Percy was probably the least anger inducing of the three, even though his character is kind of a jerk. He constantly uses Timmy, who is supposed to be his best friend, and oftentimes neglects Kayla, who is his daughter. Maybe I just tolerated him like I did because the actor talked really fast and mumbled a lot, and I couldn’t hear half of what he was saying. 

Timmy as a character is fine; he’s kind, hardworking, and thoughtful, but his joke deliveries are oftentimes stomach churning, which again, I find interesting considering I am familiar with this actor and have seen him in other things where I thought he did perfectly fine. It’s infuriating towards the end of the season to watch him drag himself down by his attraction to Eliza, often sabotaging himself and either his personal or business successes for her, when she doesn’t deserve it at all. That brings me to Eliza herself, the worst character on the show, and really, maybe the worst part of the show altogether. 

Eliza’s character is a horrible person; she thinks that she is leaps and bounds ahead of her Blockbuster co-workers because she spent a singular semester at Harvard. She repeatedly puts the store down and talks about better things she could be doing than working there. In one episode, she goes on an interview for a different job, where it is eventually revealed that, after failing to get an offer, she begged them to hire her and bad-mouthed the store in the process. However, when she returns to the store, she tells the other employees that she actually was offered the job and turned it down, claiming that she plays such a vital role in the store’s survival that she couldn’t possibly leave. Beyond her horrible sense of morals and self praise, her joke deliveries are by far the most painful of anyone’s, which I don’t understand because she was on “Brooklyn Nine-Nine;” although I’ve never seen it myself, I’ve always heard good things about it. 

Beyond being unfunny, the characters are also incredibly flat and one dimensional. They all have a “thing” that they cling onto for dear life that entirely defines them. Timmy is scarred by his parents divorce, Hannah is cheap, Carlos is a child of immigrants, etc. Essentially every move these characters make is motivated by a singular trait. They have as much depth as an inflatable kiddie pool. 

As for the “comedy” that everyone fails so miserably at, it usually falls into one of two camps, being either a pop culture reference or “isn’t this situation so wacky and ridiculous?!”. Both are as insufferable and bottom of the barrel as they come. Even without the poor deliveries, I don’t think any of the jokes would go very far. 

All of that aside, the biggest crime this show commits is against the Blockbuster name. They treat this as if it’s supposed to be some kind of love letter, when in reality, it completely misses the mark on what made the store special and why people look back on it so fondly. The show tries to shoehorn in this post Covid message about togetherness and the irreplaceable experience of being face to face, but it’s so shallow and on the nose that it lacks any sincerity or real meaning. They claim to know what made Blockbuster special, but they fail to capture it at all.
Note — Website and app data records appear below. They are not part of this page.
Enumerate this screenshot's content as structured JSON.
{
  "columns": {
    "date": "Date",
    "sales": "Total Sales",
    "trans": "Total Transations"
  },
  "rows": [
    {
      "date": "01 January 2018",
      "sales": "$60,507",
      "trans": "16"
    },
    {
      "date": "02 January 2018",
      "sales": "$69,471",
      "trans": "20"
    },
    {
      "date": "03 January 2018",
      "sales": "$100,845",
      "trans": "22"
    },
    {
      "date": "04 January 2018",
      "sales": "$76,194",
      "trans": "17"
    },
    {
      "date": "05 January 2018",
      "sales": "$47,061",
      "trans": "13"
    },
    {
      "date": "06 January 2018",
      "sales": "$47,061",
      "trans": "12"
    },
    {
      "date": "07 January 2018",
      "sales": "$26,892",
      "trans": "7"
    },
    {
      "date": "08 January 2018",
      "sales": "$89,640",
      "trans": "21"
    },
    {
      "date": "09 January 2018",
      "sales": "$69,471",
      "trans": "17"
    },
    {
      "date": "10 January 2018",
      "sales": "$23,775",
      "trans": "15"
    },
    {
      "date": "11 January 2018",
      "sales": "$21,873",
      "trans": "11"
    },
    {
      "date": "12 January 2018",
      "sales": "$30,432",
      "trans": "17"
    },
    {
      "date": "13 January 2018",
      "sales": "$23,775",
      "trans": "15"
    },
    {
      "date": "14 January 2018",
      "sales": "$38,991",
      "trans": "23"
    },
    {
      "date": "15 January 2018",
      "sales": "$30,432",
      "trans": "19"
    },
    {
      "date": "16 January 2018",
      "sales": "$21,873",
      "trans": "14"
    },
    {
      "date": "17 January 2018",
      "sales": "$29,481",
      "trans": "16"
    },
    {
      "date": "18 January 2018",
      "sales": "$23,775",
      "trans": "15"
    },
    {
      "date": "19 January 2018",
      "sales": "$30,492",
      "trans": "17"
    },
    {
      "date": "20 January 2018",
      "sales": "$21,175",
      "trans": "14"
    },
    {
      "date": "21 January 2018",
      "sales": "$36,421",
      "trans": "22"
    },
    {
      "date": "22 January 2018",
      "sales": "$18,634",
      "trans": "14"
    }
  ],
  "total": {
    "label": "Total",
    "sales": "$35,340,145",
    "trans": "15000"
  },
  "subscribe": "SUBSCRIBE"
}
The show makes it into a joke while trying to insist that it isn’t one, and that it should be recognized for its special qualities. It often tries to venture beyond the rose tinted view of the enterprise and paint it as something that it never was; Blockbuster was not a “gathering place;” it didn’t bring anyone together. It was just a cool store to stop into and browse for DVDs or games. The show is so hyper concentrated on hitting the right mark that it misses it completely. 

I would not recommend “Blockbuster” to anyone. Anyone. It fails horribly on all fronts. There are much better office comedies out there, like “Superstore” that I mentioned previously, or of course, “The Office.” I’ve never watched “The Office” and yet I still feel more confident recommending it, as there’s no way it’s worse than this.